[Start of Attachment]
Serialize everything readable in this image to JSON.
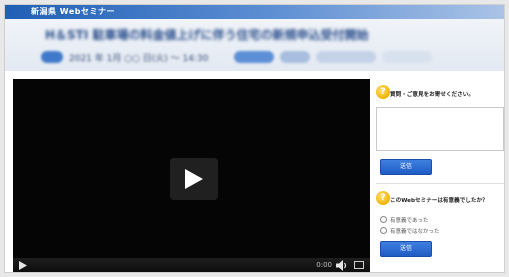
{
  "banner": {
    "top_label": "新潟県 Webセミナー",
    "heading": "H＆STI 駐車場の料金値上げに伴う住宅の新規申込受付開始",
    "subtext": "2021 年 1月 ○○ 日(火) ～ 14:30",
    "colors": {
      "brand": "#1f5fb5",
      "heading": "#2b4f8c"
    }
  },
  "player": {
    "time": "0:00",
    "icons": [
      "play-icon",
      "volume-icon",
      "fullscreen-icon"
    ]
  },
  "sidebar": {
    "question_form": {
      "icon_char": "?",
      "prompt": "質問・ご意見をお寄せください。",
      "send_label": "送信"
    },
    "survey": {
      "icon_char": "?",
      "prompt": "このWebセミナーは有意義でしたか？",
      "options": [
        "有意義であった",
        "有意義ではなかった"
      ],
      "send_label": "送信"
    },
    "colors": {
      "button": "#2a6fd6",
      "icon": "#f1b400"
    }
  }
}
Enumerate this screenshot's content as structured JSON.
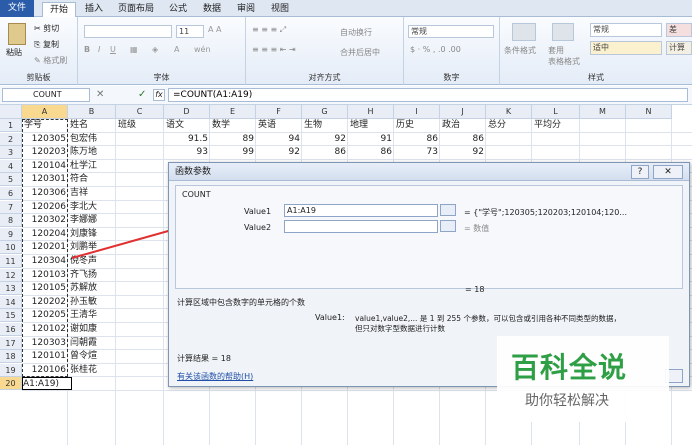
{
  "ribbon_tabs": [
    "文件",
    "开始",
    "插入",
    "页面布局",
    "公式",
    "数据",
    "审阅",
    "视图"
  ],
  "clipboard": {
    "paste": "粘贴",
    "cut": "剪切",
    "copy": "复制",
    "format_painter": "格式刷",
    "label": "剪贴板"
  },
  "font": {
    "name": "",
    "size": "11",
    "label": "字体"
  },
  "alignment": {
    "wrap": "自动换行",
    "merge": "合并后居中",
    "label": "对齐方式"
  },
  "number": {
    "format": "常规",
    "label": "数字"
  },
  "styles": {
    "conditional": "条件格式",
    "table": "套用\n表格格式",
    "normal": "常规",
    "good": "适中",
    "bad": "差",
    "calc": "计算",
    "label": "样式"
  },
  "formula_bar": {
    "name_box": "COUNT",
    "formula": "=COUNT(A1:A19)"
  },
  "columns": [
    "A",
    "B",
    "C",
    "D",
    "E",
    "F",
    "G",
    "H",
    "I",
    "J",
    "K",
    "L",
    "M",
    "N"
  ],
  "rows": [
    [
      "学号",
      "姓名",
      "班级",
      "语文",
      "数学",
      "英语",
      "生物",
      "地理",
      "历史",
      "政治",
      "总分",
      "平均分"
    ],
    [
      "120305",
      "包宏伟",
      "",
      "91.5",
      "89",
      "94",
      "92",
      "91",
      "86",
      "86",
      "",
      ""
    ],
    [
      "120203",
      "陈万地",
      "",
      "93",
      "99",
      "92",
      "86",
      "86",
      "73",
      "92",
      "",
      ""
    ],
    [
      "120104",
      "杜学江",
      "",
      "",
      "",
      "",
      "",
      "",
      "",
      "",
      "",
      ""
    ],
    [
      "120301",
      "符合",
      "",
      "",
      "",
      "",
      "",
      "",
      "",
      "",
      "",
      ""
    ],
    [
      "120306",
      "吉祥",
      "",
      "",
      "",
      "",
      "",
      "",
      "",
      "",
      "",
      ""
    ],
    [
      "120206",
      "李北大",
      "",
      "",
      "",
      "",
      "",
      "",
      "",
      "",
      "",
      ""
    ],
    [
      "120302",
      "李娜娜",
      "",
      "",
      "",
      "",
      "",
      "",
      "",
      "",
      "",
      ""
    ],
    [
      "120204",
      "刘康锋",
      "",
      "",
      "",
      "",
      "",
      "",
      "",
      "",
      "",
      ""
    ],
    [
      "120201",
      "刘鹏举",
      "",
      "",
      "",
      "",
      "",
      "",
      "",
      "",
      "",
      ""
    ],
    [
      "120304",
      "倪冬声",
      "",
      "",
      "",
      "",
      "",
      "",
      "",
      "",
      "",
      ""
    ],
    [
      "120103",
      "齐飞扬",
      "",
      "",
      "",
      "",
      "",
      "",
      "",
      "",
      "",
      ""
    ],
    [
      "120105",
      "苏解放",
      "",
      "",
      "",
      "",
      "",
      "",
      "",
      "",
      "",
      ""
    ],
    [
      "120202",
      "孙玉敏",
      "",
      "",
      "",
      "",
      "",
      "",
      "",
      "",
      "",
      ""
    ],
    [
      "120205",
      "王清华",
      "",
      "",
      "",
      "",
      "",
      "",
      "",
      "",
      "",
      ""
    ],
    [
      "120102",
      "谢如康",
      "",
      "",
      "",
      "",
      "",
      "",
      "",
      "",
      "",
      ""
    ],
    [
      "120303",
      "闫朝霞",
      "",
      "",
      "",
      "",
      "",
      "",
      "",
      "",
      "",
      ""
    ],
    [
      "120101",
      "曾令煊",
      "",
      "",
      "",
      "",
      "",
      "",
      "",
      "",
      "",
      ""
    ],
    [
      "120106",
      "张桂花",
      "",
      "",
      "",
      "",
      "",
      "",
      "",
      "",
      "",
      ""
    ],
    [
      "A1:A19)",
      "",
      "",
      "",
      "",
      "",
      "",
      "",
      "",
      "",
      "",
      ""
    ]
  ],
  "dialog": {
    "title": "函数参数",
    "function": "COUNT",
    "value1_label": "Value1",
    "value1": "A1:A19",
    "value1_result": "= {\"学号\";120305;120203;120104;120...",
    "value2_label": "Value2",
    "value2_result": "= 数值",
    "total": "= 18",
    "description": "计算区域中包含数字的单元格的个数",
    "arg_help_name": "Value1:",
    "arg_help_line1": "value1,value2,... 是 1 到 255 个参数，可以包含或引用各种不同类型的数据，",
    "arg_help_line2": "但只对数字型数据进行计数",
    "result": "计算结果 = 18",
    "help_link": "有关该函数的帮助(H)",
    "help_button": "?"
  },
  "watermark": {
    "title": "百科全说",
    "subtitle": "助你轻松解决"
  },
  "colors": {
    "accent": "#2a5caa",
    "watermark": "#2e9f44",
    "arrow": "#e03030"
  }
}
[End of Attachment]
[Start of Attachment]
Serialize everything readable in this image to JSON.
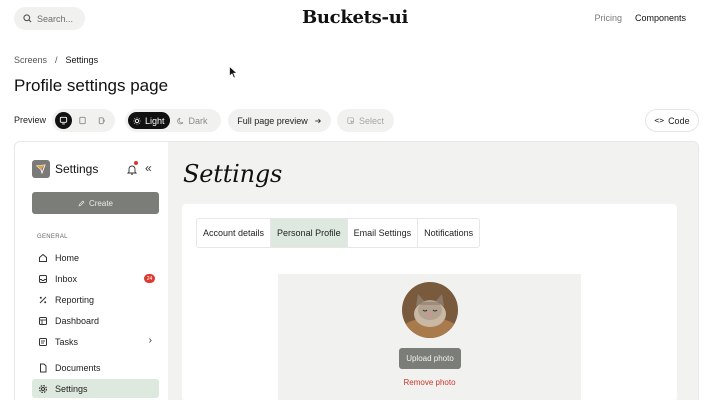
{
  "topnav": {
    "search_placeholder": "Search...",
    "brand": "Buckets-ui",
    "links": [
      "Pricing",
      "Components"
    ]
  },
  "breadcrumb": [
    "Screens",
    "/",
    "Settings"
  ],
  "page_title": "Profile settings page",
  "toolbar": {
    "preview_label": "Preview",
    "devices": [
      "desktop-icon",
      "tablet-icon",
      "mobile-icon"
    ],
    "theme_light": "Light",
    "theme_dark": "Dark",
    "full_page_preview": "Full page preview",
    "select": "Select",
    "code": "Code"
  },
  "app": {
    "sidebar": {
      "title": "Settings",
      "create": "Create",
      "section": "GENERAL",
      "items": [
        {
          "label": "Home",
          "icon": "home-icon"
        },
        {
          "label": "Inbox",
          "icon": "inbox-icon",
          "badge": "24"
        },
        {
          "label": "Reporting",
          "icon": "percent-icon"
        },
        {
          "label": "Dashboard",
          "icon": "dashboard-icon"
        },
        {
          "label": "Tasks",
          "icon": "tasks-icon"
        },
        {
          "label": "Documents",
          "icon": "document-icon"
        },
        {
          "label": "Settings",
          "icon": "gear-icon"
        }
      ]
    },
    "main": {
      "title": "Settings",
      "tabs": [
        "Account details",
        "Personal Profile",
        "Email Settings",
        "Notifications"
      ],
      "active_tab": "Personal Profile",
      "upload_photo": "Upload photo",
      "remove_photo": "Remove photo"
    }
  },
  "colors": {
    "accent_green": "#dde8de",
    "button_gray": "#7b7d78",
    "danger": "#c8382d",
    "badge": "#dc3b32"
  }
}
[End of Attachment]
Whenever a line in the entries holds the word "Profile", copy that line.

■ **Output below**:
  "page_title": "Profile settings page",
        "Personal Profile",
      "active_tab": "Personal Profile",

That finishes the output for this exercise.